Task item: For each line of the data below that contains "this", return that line.

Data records
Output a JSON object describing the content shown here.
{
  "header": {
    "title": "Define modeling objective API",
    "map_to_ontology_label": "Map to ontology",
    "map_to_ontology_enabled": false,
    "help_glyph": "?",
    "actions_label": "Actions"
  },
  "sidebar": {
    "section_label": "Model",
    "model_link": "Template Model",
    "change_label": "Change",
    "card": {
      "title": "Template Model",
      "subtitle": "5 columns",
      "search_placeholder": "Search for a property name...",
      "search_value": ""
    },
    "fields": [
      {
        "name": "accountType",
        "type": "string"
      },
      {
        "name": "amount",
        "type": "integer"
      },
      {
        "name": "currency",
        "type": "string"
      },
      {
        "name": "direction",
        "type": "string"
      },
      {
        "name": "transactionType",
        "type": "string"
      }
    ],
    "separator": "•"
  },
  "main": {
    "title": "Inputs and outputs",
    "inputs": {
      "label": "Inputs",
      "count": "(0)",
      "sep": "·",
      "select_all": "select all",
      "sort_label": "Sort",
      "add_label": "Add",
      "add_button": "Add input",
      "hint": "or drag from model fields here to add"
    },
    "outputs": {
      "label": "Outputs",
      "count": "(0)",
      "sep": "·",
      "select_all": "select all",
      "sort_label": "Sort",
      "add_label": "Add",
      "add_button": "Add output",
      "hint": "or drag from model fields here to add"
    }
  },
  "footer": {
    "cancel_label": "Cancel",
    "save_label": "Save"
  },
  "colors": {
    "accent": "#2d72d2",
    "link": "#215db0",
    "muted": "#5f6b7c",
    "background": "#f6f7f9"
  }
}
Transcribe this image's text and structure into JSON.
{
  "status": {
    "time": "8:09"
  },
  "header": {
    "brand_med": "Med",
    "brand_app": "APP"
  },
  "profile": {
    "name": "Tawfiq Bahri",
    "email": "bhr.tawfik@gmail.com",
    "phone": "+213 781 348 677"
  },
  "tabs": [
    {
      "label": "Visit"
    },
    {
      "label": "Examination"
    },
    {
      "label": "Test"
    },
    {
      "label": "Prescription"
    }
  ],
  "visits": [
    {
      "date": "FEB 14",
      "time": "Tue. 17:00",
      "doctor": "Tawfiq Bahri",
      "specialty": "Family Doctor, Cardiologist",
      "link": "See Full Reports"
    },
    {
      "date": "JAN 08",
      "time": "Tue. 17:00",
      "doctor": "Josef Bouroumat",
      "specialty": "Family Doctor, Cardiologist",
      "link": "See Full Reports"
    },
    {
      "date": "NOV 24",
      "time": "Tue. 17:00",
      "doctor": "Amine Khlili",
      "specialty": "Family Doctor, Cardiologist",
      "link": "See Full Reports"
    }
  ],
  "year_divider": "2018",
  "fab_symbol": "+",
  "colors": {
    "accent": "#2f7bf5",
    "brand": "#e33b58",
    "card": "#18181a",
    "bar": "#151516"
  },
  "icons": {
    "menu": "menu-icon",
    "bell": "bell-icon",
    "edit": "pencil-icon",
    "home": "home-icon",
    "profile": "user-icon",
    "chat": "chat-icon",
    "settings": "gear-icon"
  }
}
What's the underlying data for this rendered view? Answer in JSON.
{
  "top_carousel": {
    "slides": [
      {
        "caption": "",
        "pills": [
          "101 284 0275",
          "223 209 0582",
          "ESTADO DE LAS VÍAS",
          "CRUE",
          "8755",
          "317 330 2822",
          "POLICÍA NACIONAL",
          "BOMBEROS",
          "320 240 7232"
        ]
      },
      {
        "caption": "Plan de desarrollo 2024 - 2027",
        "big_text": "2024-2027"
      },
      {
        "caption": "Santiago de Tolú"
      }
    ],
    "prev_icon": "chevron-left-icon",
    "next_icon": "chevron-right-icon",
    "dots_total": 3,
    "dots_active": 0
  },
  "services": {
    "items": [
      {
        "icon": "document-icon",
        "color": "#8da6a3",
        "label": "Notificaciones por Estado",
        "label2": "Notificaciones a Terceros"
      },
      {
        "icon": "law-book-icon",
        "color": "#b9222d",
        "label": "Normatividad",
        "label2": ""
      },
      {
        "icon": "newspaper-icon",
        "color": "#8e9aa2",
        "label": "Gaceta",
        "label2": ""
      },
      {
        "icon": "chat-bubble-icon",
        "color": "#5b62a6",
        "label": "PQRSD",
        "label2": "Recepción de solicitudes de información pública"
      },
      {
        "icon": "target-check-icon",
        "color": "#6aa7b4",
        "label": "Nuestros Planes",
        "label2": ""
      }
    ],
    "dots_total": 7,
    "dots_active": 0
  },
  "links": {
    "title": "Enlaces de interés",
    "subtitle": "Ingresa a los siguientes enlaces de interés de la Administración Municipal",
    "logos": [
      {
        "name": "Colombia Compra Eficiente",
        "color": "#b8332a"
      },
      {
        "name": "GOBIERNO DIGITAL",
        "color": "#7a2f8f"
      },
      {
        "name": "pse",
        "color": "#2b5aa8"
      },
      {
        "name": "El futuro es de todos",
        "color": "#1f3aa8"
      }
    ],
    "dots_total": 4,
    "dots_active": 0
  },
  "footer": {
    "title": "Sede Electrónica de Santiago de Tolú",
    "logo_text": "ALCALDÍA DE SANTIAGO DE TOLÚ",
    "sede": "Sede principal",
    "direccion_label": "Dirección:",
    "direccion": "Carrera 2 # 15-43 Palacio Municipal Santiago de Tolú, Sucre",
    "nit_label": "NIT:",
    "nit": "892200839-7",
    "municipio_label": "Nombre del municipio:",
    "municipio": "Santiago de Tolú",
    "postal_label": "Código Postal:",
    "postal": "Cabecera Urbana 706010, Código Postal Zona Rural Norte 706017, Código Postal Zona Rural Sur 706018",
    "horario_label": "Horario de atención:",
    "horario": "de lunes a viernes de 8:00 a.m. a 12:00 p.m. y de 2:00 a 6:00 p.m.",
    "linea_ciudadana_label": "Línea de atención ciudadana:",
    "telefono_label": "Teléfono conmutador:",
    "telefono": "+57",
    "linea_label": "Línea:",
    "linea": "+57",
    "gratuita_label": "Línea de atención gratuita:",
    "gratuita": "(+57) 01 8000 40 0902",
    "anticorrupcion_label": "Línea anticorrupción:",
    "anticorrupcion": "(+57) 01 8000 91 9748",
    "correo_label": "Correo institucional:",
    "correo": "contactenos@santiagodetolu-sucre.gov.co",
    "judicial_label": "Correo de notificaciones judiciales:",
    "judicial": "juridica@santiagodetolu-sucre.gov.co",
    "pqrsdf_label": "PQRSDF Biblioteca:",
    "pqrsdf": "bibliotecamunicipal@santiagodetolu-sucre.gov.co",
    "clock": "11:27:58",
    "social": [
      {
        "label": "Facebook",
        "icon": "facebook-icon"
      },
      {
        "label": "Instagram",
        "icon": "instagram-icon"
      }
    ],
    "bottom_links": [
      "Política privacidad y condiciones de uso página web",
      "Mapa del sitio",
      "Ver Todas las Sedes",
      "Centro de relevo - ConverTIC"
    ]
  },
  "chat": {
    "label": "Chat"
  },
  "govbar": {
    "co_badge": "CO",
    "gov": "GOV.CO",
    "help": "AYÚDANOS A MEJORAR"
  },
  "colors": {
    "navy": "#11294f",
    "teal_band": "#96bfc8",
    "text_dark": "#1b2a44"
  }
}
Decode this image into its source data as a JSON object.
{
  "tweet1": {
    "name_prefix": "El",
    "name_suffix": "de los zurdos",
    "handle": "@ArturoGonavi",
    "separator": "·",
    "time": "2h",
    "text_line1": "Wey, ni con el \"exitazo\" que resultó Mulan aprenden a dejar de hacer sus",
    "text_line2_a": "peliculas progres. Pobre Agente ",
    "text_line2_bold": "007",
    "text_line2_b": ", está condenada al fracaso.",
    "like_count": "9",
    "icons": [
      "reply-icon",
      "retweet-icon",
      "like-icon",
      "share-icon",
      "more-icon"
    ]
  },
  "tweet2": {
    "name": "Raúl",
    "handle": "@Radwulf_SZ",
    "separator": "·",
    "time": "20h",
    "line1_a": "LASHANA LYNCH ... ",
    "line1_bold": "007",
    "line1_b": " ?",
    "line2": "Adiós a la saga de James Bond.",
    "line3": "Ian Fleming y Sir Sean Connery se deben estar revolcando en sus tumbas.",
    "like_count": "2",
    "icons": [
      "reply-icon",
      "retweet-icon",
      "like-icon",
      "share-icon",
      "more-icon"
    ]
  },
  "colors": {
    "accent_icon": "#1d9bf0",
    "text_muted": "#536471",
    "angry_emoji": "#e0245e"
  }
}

Exercise answer:
Transcribe this image's text and structure into JSON.
What's the underlying data for this rendered view? Answer in JSON.
Decode this image into its source data as a JSON object.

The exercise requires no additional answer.